By John Felsher
Chronic Wasting Disease, or CWD, affects the nervous system in members of the cervid or deer family, which includes whitetails, mule deer, elk, moose, caribou and other species.
“The disease is caused by mutated forms of normal proteins called prions,” says Chris Cook, the Deer Program coordinator for the Alabama Wildlife and Freshwater Fisheries Division. “Prions are normally found throughout the body and don’t cause problems. When they mutate, though, they become infectious and cause normal prions to mutate. The infectious abnormal prions start accumulating in the brain, nervous system tissues and some lymph tissues. Concentrations of these prions in the brain create microscopic holes in the brain tissue, which lead to neurological problems and, ultimately, death.”
CWD was first identified in captive mule deer in Colorado in 1967 and discovered in wild deer and elk in the 1980s. Since then, CWD has been identified in wild or captive cervids in 26 states, three Canadian provinces and other countries. Fortunately, that number does not include Alabama, at least not yet, but CWD has hit close to the Cotton State recently.
“We’ve been sampling deer since 2002 and haven’t found any deer in Alabama that tested positive for CWD,” Cook says. “The closest confirmation we’ve seen to Alabama has been from Pontotoc County, Miss., and Hardeman County, Tenn. Both of those animals were found in 2018.”
Infected animals may not show any signs of the very slowly progressing disease for a long time. The disease attacks the central nervous system, so deer don’t act like they should. As CWD progresses, signs of being infected become more obvious.
“Once a deer is exposed to CWD, it could take months or even years for it to show any symptoms and die from the disease,” Cook says. “Many deer that have tested positive for CWD looked normal, but as the disease progresses, infected deer become less wary of people and just don’t act right because its central nervous system is not functioning properly. Deer will have difficulty standing and walking, may drool excessively, often drink and urinate constantly and become emaciated.”
CWD has not been shown to pass from deer to humans or other animals outside the cervid family. However, some animals may serve as disease reservoirs and spread the prions across the landscape. For instance, if some types of scavengers eat sick deer, those animals aren’t likely to contract CWD, but they may shed those prions through their feces. Other deer could ingest those prions and become sick.
“There currently is no evidence of deer giving CWD to humans who consume venison or by any other way at this time,” Cook says. “Also at this time, there is nothing to indicate that CWD will cross over into a different species outside of the deer family. A sick deer can transmit the disease to other deer by exchanging saliva or other bodily fluids. The disease doesn’t break down very easily. As the prions accumulate in the environment, they can persist in the soil for years. Potentially, they could be taken up by plants growing in that soil and pass into deer. Once CWD gets established in a population, it stays there accumulating in the environment.”

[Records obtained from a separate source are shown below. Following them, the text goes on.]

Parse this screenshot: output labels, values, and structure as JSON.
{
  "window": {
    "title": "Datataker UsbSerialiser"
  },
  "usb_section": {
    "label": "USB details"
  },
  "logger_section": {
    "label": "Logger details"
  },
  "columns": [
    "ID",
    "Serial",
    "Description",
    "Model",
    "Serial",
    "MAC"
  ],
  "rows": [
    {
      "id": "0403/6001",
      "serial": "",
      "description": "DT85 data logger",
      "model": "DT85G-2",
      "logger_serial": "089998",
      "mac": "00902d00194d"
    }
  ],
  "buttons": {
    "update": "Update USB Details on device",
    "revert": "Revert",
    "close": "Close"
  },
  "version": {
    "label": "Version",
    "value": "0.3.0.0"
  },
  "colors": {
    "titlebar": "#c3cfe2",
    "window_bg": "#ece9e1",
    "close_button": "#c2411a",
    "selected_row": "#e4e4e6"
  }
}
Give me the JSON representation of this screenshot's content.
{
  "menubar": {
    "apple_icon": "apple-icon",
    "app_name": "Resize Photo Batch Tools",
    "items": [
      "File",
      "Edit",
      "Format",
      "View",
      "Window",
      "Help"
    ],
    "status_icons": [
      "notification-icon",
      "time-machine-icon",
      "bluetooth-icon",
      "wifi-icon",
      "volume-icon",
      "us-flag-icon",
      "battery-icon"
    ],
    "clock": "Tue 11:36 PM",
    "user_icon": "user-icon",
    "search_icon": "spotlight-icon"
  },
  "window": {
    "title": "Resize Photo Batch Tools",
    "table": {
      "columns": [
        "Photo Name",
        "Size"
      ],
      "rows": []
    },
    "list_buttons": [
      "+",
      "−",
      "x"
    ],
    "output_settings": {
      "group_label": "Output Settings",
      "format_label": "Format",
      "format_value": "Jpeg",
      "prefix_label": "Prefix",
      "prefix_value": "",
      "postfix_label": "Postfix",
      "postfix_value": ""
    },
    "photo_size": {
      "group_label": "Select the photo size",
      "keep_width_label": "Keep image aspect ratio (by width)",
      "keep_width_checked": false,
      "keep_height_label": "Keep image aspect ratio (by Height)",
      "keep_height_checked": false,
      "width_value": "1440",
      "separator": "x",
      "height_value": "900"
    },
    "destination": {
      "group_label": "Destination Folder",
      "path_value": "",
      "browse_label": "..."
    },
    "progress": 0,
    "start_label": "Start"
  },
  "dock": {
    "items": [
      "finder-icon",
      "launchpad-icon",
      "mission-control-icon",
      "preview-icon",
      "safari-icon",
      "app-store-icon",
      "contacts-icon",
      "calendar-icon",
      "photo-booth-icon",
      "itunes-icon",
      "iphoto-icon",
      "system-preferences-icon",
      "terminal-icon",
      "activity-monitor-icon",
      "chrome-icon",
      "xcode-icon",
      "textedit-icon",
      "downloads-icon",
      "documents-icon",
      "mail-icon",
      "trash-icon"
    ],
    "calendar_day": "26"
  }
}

Many sportsmen like to visit other states or countries to hunt whitetails or deer species not found in Alabama. To keep Alabama free from CWD as long as possible, the state imposes strict laws on the importation of live deer and certain high-risk deer parts from other states and countries. Essentially, hunters cannot bring back anything containing brain or spinal cord materials, large bones or antlers in velvet. They can, however, bring deboned meat, clean hides, clean skull caps and antlers, and finished taxidermy works when they return to Alabama.
For more on CWD and how to handle deer before bringing them back into the state, see outdooralabama.com/deer-hunting-alabama/chronic-wasting-disease-what-you-should-know.
“When possible, field dress and process the deer on the property where it was killed and leave all the waste parts where they originated,” Cook says. “Any people who see deer that aren’t acting right should contact their local Wildlife and Freshwater Fisheries Division office. We want to get a sample for CWD testing from any sick deer. If we do find CWD in the state, that’s not the end of deer hunting in Alabama. We’ll just have to change some things on how we hunt and manage deer in the state to keep the disease as contained as possible.”
To report a deer showing symptoms of possible CWD, see outdooralabama.com/wildlife-section. People can also call Cook at 205-339-5716 or email firstname.lastname@example.org.